(Beginning of DATASET CONTENT)

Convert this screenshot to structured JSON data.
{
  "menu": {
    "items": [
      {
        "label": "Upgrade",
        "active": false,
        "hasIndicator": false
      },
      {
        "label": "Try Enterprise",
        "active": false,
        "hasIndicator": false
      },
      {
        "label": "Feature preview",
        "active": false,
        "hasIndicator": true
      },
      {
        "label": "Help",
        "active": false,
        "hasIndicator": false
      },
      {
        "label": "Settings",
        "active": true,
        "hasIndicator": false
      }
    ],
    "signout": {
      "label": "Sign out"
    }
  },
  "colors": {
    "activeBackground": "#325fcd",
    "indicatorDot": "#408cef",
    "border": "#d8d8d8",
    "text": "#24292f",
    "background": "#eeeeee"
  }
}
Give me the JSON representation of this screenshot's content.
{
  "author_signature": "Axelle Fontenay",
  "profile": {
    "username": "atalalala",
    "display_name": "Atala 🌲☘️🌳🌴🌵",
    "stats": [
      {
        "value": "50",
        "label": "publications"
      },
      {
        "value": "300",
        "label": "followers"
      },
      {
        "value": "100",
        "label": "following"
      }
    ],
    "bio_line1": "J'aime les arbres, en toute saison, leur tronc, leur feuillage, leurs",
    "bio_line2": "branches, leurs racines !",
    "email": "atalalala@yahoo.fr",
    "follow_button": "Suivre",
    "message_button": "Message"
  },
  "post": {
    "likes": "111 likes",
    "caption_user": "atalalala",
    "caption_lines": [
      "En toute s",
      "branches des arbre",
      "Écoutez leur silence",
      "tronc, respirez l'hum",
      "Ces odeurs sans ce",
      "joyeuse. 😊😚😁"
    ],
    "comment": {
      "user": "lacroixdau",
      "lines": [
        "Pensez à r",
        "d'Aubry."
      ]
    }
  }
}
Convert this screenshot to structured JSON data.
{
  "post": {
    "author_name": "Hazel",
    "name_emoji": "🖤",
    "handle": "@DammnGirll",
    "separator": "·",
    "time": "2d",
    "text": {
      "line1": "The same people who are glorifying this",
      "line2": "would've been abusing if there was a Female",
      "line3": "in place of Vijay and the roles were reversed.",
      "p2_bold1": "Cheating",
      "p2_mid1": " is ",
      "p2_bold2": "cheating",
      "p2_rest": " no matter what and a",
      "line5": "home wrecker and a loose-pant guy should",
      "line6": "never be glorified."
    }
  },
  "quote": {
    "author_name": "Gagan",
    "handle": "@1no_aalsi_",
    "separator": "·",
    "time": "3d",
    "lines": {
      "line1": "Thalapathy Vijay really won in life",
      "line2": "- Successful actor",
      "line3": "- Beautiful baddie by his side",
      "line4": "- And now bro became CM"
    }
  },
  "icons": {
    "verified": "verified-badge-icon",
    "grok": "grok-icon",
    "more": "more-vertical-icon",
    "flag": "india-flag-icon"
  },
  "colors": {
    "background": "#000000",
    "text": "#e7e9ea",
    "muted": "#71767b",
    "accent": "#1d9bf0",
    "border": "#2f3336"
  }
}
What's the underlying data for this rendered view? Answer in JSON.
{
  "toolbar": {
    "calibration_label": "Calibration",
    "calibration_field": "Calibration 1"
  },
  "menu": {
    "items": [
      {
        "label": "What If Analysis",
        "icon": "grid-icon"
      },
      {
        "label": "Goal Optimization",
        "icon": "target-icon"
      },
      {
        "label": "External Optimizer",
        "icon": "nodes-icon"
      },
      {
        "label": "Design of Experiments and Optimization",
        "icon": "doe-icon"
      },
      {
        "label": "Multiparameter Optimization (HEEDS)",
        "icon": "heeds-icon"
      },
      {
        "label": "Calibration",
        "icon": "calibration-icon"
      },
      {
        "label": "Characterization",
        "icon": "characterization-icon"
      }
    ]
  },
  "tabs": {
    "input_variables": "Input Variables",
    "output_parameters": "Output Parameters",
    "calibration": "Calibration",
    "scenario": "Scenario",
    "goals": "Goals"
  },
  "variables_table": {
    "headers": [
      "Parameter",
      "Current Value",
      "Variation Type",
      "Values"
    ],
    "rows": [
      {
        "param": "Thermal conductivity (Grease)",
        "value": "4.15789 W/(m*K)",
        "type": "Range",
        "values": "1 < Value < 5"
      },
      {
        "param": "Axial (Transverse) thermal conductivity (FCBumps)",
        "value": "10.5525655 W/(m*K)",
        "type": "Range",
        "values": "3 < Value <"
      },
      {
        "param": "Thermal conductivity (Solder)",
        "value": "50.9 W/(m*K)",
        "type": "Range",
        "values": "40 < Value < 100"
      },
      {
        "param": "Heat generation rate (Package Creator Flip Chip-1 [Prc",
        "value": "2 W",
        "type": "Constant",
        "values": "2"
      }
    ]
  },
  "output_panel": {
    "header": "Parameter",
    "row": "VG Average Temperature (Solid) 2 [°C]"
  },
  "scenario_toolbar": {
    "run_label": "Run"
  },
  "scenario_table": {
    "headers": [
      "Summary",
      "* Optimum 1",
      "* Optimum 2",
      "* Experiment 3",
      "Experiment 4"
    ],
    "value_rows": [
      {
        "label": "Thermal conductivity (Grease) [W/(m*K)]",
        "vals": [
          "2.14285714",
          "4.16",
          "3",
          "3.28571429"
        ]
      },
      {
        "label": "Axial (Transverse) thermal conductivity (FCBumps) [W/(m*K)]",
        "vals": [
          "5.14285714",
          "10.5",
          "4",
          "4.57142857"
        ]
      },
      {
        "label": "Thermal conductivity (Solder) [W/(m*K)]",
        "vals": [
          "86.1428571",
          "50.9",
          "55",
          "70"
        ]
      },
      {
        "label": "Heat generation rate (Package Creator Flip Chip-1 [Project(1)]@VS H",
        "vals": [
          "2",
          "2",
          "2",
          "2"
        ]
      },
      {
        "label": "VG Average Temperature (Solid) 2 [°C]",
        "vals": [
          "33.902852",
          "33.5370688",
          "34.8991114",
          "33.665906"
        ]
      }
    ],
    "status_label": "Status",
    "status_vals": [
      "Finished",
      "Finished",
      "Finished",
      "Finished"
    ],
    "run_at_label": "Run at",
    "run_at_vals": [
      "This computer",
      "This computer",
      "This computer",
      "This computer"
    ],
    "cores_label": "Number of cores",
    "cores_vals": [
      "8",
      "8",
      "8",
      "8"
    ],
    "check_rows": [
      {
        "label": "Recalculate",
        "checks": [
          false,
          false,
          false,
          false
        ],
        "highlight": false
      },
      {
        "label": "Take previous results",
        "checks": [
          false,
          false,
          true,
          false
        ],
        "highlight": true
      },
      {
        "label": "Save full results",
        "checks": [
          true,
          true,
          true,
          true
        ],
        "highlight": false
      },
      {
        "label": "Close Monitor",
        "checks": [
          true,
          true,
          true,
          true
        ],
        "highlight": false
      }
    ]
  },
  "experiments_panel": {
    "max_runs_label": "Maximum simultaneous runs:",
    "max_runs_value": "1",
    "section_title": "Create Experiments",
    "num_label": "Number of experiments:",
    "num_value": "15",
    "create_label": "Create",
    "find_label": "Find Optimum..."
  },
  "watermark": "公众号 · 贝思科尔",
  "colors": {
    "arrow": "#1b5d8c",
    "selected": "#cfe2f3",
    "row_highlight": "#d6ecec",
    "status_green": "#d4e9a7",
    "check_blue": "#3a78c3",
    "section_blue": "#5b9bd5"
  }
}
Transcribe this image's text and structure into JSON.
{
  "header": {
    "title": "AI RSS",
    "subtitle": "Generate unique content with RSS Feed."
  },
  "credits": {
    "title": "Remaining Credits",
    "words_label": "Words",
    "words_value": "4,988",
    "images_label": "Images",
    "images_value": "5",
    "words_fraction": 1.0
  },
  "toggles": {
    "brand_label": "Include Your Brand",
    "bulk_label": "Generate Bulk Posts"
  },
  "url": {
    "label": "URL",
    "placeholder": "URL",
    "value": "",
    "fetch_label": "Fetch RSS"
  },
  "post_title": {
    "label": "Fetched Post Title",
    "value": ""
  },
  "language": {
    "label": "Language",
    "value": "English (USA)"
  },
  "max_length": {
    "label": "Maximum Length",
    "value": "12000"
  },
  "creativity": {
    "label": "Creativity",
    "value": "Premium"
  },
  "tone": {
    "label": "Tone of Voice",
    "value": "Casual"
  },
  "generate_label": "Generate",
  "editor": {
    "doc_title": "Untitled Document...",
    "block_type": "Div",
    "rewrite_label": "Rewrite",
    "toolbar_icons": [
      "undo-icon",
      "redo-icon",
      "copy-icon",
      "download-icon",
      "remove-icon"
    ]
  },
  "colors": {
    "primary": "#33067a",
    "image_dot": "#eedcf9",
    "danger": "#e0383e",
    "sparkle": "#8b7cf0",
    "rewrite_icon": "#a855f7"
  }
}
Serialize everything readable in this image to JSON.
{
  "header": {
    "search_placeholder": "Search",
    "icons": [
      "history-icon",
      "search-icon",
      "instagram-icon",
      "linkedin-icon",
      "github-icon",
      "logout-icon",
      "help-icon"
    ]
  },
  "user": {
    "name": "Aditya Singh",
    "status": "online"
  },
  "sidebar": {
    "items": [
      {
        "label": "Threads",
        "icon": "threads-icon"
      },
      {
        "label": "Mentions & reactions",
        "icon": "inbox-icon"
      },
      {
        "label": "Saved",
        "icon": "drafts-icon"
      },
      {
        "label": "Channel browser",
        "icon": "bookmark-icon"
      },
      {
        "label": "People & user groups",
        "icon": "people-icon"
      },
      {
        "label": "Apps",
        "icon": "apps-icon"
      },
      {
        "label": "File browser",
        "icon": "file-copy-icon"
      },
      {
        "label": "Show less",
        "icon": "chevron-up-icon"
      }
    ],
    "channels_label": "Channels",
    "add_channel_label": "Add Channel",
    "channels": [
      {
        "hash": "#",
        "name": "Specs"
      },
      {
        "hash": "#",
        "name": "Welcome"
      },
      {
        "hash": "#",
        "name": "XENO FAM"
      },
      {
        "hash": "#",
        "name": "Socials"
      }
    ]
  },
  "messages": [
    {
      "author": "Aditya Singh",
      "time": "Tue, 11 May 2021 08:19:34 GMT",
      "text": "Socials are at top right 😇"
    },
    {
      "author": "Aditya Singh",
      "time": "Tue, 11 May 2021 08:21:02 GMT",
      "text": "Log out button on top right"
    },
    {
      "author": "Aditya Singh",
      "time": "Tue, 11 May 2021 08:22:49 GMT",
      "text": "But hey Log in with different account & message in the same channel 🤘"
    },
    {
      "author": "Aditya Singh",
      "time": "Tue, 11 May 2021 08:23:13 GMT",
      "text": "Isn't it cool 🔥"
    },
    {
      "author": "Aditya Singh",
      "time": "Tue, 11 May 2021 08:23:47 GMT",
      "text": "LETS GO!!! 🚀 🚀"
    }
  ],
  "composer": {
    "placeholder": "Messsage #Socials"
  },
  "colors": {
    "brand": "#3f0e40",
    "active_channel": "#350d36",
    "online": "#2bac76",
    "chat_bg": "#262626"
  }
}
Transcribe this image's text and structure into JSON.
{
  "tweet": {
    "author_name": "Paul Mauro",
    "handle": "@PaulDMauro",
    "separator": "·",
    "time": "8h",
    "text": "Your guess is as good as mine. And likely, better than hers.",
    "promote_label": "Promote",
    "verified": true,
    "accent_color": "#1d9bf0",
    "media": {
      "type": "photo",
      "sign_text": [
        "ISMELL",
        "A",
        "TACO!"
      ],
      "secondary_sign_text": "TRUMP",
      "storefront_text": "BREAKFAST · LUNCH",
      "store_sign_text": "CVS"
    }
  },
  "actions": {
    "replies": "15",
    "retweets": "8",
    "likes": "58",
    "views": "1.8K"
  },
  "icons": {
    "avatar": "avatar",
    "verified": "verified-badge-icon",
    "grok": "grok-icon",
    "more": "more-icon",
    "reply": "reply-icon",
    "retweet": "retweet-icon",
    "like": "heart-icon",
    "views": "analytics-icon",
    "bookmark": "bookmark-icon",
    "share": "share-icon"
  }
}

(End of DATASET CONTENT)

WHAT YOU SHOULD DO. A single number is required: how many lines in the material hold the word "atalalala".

RESPONSE TO THIS EXERCISE. 3